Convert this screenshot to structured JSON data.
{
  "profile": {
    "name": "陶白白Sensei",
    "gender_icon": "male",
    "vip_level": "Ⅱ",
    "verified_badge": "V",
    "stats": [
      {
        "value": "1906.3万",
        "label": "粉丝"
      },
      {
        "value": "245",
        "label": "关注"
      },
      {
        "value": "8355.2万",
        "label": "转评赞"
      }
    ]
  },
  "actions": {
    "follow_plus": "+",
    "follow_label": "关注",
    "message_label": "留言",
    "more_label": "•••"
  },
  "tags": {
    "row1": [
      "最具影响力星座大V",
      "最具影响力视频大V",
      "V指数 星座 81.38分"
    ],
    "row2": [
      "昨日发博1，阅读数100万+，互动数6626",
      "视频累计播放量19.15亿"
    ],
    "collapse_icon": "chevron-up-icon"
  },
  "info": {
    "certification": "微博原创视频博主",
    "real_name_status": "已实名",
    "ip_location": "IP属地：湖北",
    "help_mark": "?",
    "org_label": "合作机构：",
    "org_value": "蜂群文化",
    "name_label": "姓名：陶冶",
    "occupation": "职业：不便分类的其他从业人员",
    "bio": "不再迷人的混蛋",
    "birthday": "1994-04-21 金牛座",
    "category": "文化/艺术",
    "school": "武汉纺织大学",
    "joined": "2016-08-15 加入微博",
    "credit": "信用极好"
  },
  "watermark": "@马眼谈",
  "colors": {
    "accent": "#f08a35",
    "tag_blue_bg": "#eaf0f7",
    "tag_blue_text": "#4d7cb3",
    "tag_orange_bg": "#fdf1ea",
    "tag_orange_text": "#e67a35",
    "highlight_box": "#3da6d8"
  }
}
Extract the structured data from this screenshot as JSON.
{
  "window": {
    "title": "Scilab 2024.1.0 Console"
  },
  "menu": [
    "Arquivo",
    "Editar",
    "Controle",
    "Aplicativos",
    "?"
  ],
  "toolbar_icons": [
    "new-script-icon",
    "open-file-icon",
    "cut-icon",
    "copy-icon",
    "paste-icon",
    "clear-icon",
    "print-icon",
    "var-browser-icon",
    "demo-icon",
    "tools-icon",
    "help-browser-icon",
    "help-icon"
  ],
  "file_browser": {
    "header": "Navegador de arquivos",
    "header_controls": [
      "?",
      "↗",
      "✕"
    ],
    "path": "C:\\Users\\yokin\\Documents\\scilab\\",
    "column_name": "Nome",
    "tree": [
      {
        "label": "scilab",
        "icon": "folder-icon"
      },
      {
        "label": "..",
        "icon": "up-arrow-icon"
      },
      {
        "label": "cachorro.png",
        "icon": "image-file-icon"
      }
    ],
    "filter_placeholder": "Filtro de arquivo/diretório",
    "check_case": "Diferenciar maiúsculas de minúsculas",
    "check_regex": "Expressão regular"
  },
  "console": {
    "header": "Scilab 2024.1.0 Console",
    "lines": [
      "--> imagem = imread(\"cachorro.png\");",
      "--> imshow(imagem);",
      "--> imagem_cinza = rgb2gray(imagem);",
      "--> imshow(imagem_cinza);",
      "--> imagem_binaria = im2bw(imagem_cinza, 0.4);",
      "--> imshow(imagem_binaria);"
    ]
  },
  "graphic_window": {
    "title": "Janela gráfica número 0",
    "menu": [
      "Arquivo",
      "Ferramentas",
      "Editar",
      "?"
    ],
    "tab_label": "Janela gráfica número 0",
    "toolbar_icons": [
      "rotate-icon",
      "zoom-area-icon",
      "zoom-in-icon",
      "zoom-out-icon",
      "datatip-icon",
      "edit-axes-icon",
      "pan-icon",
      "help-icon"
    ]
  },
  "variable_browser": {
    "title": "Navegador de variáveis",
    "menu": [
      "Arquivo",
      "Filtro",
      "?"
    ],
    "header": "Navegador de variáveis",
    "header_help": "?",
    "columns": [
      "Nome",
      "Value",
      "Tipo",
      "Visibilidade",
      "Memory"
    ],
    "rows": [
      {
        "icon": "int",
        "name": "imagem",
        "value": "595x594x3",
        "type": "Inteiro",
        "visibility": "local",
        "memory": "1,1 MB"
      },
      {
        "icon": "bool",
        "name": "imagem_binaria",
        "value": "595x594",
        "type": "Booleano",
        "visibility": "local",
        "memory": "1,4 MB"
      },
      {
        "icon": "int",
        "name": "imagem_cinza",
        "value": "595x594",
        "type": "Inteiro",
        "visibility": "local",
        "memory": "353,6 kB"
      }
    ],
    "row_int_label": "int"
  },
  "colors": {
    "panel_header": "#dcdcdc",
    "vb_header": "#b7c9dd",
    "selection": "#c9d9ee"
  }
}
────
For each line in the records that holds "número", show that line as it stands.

    "title": "Janela gráfica número 0",
    "tab_label": "Janela gráfica número 0",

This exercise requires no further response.